pure market risk should deliver higher expected returns over extended periods of time. These benefits can be reliably captured by passive strategies (like index funds) that do not rely on either individual stock selection or market timing.

Many lifecycle funds fail to capture these benefits by holding to high a concentration in U.S. based securities, specifically large and mid cap companies. A sophisticated investor, whether they are self directed or have hired a competent advisor, should have far greater opportunities to maximize long term returns while successfully controlling portfolio risk.

Finally, target-date funds are often used improperly. Some investors and 401k participants allocate cash to a lifecycle fund and then add additional single mutual funds to their mix too. This creates investment overlap which can potentially increase costs and portfolio risk.

Other Considerations

After giving important consideration to portfolio construction, risk tolerance and target dates, investors must not forget about the important issue of fees and turnover. Investors are urged to look for a low expense ratio — the annual percentage of the fund’s assets that are paid to the company to manage the fund. Additionally, look at the costs of the underlying assets within the fund. The best indication of fees can always be found in the fund prospectus, which is usually available on the web.

In summary, lifecycle funds are an excellent tool for the “hands off” investor who wants a path of least resistance. But, despite their convenience, lifecycle funds have quite a few significant drawbacks that should create some hesitation for more experienced investors. Remember, there is no “one size fits all” solution in investing.
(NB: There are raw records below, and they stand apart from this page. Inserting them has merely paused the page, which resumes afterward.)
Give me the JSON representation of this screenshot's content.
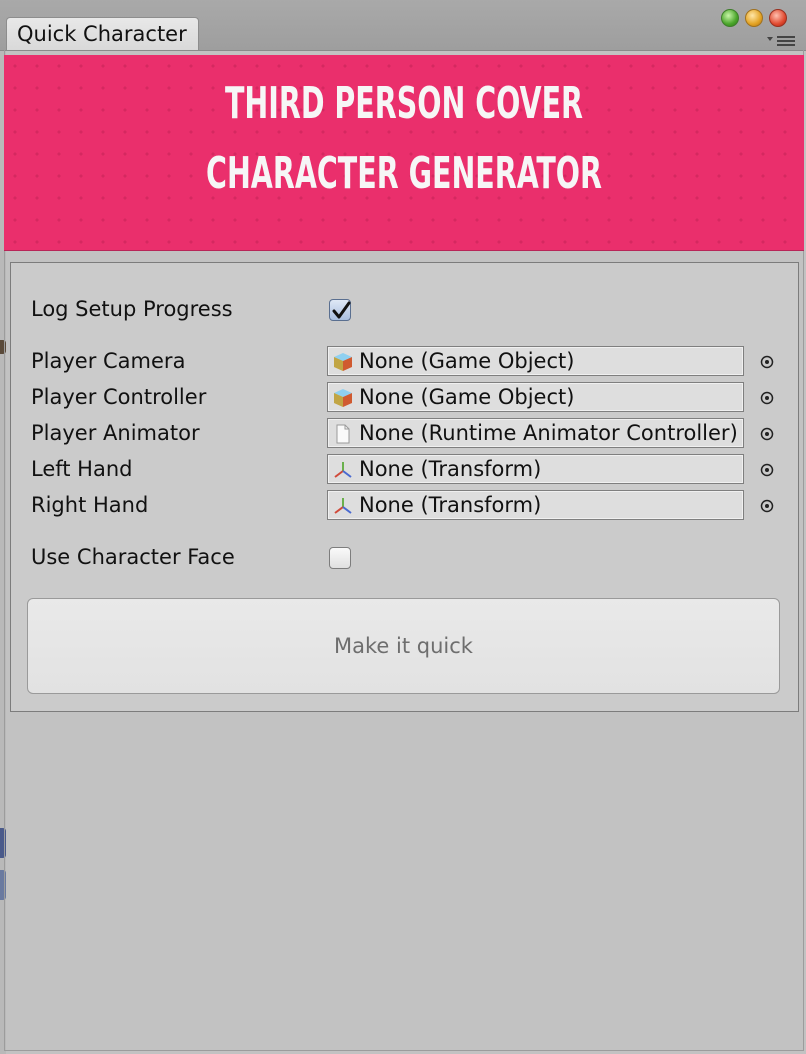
{
  "window": {
    "tab_title": "Quick Character",
    "controls": [
      "zoom-button",
      "minimize-button",
      "close-button"
    ],
    "menu_icon": "context-menu-icon"
  },
  "banner": {
    "line1": "THIRD PERSON COVER",
    "line2": "CHARACTER GENERATOR",
    "color": "#ea2f6c"
  },
  "form": {
    "log_setup": {
      "label": "Log Setup Progress",
      "checked": true
    },
    "fields": [
      {
        "label": "Player Camera",
        "value": "None (Game Object)",
        "icon": "game-object-cube-icon"
      },
      {
        "label": "Player Controller",
        "value": "None (Game Object)",
        "icon": "game-object-cube-icon"
      },
      {
        "label": "Player Animator",
        "value": "None (Runtime Animator Controller)",
        "icon": "asset-file-icon"
      },
      {
        "label": "Left Hand",
        "value": "None (Transform)",
        "icon": "transform-axes-icon"
      },
      {
        "label": "Right Hand",
        "value": "None (Transform)",
        "icon": "transform-axes-icon"
      }
    ],
    "use_face": {
      "label": "Use Character Face",
      "checked": false
    },
    "button_label": "Make it quick"
  }
}
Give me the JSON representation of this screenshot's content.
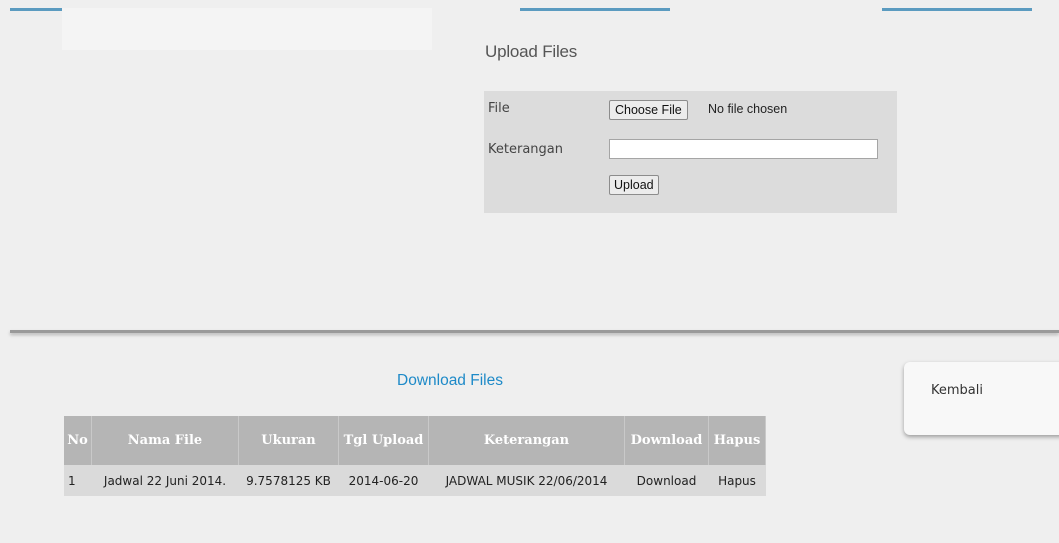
{
  "upload": {
    "title": "Upload Files",
    "file_label": "File",
    "choose_file_label": "Choose File",
    "no_file_text": "No file chosen",
    "keterangan_label": "Keterangan",
    "keterangan_value": "",
    "upload_button": "Upload"
  },
  "download": {
    "title": "Download Files",
    "columns": [
      "No",
      "Nama File",
      "Ukuran",
      "Tgl Upload",
      "Keterangan",
      "Download",
      "Hapus"
    ],
    "rows": [
      {
        "no": "1",
        "nama_file": "Jadwal 22 Juni 2014.",
        "ukuran": "9.7578125 KB",
        "tgl_upload": "2014-06-20",
        "keterangan": "JADWAL MUSIK 22/06/2014",
        "download": "Download",
        "hapus": "Hapus"
      }
    ]
  },
  "nav": {
    "kembali": "Kembali"
  },
  "colors": {
    "link_blue": "#1e8ac8",
    "header_gray": "#b5b5b5",
    "row_gray": "#dadada",
    "form_gray": "#dcdcdc"
  }
}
The investment decisions that you make today will forever impact how you live tomorrow. So, do your homework!